MINNEAPOLIS – The Dalai Lama cancelled U.S. appearances following a checkup at Minnesota’s Mayo Clinic and planned to return to India to rest, the University of Colorado and a Tibetan association announced Friday.
The school and the Tibetan Association of Colorado said the Office of Tibet in Washington, D.C., informed them of the cancellations. The Dalai Lama had been scheduled to appear at the university Oct. 20-21.
Messages left by The Associated Press with the Office of Tibet, which represents the Dalai Lama in North America, were not immediately returned Friday.
The school and association said the Washington-based office informed them that doctors had advised the 80-year-old Tibetan Buddhist spiritual leader to rest and that he would return to India next week.

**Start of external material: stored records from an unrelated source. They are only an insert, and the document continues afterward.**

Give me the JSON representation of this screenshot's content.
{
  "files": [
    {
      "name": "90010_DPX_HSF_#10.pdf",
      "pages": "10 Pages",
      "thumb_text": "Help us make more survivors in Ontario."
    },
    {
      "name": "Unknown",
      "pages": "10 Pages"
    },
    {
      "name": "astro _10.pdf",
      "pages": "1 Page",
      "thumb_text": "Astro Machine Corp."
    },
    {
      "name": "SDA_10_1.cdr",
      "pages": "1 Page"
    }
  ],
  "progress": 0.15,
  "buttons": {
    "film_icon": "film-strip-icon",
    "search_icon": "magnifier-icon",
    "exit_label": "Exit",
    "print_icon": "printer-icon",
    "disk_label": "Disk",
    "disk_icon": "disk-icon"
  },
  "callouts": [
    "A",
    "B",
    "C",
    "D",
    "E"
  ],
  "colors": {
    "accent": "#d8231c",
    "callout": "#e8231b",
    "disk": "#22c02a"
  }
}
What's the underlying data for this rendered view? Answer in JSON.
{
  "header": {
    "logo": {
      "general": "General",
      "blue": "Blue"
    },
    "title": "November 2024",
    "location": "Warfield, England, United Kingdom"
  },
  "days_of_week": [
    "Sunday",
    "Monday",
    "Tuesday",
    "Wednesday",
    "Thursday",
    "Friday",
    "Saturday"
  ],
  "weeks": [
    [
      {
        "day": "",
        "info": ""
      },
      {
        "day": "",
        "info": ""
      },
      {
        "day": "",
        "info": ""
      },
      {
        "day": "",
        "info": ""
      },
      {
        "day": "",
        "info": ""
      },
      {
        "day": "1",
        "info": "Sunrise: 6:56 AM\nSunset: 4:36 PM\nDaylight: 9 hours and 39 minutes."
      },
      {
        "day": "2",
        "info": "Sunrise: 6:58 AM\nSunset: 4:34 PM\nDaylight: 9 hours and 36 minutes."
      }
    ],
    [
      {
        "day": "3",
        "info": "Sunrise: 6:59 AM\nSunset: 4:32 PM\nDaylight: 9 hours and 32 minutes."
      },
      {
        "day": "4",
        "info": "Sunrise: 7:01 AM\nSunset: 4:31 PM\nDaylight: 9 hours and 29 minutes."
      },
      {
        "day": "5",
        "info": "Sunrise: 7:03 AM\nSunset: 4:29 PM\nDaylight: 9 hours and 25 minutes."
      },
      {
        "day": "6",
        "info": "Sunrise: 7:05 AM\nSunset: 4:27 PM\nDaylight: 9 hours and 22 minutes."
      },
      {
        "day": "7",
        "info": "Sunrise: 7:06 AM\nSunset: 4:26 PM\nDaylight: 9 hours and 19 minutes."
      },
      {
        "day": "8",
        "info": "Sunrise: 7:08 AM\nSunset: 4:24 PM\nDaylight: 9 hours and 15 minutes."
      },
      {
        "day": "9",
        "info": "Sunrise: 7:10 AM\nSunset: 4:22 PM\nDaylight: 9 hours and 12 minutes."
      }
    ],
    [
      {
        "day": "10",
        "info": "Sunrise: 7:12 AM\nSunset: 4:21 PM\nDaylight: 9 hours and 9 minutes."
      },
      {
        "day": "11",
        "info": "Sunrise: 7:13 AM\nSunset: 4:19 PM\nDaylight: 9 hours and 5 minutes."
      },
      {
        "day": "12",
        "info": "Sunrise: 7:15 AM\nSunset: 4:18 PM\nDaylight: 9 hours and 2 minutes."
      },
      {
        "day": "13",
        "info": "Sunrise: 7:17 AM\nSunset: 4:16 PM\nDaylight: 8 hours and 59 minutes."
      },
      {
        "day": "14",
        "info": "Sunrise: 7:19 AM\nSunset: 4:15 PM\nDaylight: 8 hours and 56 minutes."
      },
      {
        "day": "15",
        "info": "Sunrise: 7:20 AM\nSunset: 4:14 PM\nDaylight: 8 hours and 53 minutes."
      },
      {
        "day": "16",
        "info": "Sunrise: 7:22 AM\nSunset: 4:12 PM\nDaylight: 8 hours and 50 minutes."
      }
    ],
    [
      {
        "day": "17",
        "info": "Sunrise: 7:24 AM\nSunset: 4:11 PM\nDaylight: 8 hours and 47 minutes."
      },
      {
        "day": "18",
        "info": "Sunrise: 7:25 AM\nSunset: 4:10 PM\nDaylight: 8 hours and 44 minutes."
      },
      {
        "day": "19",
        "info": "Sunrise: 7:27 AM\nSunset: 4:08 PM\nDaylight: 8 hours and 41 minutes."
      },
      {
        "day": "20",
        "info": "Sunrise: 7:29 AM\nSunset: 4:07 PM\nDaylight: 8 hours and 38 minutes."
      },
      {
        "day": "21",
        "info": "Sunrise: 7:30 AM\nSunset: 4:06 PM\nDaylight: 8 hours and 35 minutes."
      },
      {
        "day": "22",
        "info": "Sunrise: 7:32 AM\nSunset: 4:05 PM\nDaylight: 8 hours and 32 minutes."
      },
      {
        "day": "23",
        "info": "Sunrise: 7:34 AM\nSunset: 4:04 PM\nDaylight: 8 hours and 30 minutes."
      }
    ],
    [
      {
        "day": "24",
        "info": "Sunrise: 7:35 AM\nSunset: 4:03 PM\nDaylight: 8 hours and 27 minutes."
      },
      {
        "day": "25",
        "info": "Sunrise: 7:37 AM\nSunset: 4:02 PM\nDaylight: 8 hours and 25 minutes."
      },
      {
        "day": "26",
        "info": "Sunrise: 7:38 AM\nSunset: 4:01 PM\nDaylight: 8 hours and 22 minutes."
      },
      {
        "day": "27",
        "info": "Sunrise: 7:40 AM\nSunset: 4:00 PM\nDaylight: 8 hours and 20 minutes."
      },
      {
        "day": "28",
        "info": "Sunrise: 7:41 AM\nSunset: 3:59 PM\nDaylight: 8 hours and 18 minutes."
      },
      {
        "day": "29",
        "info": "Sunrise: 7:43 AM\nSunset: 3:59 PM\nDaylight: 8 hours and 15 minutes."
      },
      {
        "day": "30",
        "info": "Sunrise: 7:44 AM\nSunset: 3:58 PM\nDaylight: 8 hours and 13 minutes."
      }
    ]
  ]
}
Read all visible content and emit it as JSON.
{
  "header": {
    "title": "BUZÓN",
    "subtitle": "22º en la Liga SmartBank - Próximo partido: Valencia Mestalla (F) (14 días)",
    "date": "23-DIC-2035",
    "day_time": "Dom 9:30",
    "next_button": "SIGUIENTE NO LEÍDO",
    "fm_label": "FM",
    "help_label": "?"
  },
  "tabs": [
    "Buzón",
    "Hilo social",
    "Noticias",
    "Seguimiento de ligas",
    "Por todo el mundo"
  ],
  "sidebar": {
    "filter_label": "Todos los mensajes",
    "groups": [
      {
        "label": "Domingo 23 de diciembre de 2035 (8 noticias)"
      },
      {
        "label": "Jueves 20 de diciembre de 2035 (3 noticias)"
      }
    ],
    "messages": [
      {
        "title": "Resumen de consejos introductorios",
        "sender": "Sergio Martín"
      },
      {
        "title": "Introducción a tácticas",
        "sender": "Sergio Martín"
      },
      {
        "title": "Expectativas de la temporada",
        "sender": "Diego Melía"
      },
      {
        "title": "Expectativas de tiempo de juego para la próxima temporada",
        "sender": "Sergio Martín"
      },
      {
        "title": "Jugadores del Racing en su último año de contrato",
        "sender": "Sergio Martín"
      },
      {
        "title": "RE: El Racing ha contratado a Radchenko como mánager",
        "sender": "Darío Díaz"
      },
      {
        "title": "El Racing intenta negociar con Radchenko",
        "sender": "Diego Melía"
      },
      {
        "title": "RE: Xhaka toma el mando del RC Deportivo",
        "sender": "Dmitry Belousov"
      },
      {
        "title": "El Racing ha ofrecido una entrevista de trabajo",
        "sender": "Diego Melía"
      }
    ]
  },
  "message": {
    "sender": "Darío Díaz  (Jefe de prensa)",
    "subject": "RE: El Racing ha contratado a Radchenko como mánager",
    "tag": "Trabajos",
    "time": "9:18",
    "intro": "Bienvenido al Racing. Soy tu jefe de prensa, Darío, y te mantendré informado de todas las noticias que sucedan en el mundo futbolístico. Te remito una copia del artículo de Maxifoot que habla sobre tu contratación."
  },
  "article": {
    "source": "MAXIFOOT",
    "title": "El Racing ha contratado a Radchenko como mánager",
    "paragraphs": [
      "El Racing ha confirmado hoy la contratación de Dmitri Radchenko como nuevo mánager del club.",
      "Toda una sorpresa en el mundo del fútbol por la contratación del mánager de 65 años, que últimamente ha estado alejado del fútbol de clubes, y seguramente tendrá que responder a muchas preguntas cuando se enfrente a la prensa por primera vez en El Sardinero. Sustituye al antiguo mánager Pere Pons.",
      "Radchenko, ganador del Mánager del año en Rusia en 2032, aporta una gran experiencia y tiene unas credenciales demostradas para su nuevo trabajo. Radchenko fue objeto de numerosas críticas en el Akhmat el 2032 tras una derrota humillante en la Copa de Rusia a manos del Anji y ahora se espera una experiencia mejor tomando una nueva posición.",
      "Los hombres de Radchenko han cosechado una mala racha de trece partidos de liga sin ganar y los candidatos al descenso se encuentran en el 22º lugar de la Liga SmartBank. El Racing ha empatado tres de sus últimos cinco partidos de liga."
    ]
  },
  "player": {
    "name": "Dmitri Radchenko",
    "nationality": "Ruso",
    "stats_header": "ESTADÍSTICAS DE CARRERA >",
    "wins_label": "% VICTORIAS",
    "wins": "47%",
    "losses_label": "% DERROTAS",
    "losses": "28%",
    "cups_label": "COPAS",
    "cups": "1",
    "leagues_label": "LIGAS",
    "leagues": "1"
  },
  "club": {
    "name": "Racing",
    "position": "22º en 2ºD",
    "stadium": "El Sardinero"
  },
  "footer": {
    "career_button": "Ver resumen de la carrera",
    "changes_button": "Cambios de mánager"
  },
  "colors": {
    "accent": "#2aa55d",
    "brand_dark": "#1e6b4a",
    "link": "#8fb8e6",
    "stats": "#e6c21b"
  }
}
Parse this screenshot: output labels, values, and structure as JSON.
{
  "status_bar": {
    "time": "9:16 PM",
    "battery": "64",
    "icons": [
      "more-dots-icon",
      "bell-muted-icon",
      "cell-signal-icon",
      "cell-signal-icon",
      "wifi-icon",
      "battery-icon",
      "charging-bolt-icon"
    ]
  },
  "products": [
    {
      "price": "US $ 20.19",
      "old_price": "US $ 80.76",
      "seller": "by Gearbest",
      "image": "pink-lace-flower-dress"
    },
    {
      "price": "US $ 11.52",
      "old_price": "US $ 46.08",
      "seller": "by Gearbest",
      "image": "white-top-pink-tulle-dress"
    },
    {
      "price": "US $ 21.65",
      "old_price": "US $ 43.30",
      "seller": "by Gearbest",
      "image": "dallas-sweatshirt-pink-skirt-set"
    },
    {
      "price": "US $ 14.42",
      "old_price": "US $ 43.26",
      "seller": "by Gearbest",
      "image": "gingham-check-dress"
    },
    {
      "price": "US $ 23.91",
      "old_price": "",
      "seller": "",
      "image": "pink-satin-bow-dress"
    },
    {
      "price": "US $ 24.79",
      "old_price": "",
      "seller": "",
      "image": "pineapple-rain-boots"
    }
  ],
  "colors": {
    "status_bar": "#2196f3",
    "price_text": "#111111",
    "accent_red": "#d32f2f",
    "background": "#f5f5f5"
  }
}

Besides the trip to the school in Boulder, Colorado, a schedule on the Dalai Lama’s website listed appearances in Salt Lake City, Utah, and Philadelphia, Pennsylvania, next month.
Mayo Clinic, where the Dalai Lama has made regular visits in past years, had confirmed Thursday his most recent visit for evaluation but released no details, as is routine. Mayo spokeswoman Ginger Plumbo said Friday she had no further information to release and wouldn’t confirm whether he had left the clinic.
A secretary to the Dalai Lama, Chime Rigzin, told AP on Thursday that the Dalai Lama had been to the clinic and had had no health complaints. Rigzin told AP test results were fine and the Dalai Lama would soon be returning to Dharamsala, India.
The Dalai Lama had been scheduled to make two appearances at the University of Colorado on Oct. 20 and 21. The first was an event open only to students, faculty and staff and the second appearance was a public teaching and talk on training the mind and compassion.
University of Colorado event planners were notified by the Office of Tibet about the cancellation Friday morning, university spokesman Ryan Huff said. The visit had been in the works for nearly two years.
“We’re certainly saddened by this news but we also hope the Dalai Lama’s health improves very quickly and someday he may be able to come to campus,” said Huff, who acknowledged that it would take a long time to plan another visit